Agenda 21 provides a potential framework for sustainable development generally, but it does little to address the unique temporary nature of mega sporting events, and if the 2016 Olympics were any indication of its effectiveness, it falls well short of ensuring sustainable practices. Further, other than the IOC, it does not appear to have been adopted by any other major sporting organization.
With more sporting events on the horizon than ever before, it is time to more holistically address the pollution, waste, greenhouse gases and other negative consequences. Agreements between host city and event organizer often ignore key issues, and host cities are sometimes concerned that organizers will simply go on to the next city if they push too hard on specific terms.

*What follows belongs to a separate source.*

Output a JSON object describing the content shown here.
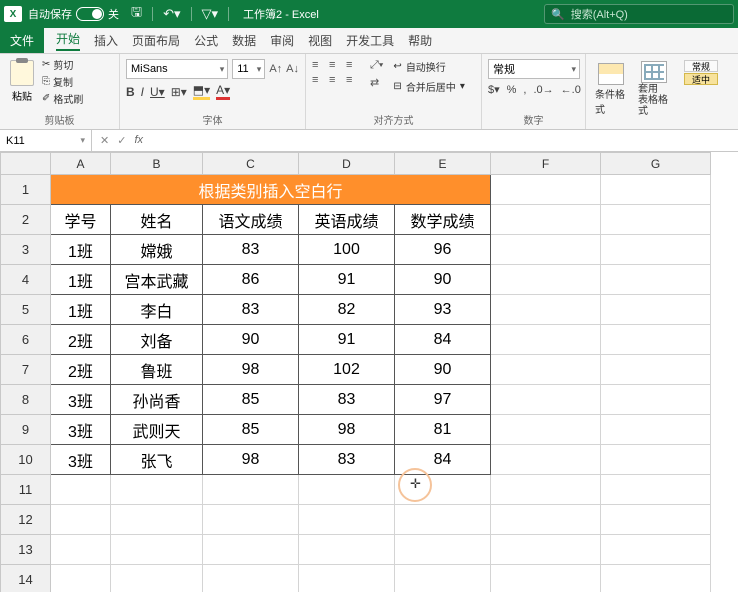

So what might work? One possibility is the use of social licenses, a concept that originated with mining and energy industries operating in developing nations. After unbridled environmental damage – and the ensuing reputational hits – during the 1990s, the World Bank encouraged the industry to use social licenses. These social licenses, which are essentially ongoing agreements with local governments and other stakeholders to indicate local acceptance of a project, helped identify and address concerns about the environmental and human cost of the transitory mining and drilling activities.
Over the last few decades, societies around the globe have begun to shift to a more informed and involved form of decision-making, with an eye toward sustainable practices. Social licenses are part of that, legitimizing stakeholder decisions and providing a framework for managing expectations. The use of social licenses for mega sporting events could benefit all parties and allow for a fair allocation of the benefits and costs associated with the event. Some of the key elements of a social license that could apply include full disclosure and transparency of process; making environmental, social, and economic information available in the local language; early and meaningful community involvement in decision-making; a commitment to sustainable energy and environmental sensitivity, and longevity of community investments.
Although there is no silver bullet to prevent the negative side effects of these mega sporting events, implementing a social license to operate mechanism could at the very least allow communities to identify and meaningful analyze the costs and benefits associated with hosting the event early in the process.
Gina S. Warren is an associate professor at the University of Houston Law Center where she teaches classes in property law, oil & gas law, and domestic and international energy law. Her research explores the role of policy and regulation in the area of sustainable energy, with a focus on renewable energy, climate change, and distributed generation. Prior to entering academia, Warren worked for the international law firm of Perkins Coie, based in Seattle, Washington, where she litigated and advised on matters of energy and utility law. Warren holds a Bachelor of Science in Psychology from the University of Arizona and a Juris Doctorate from Rutgers School of Law.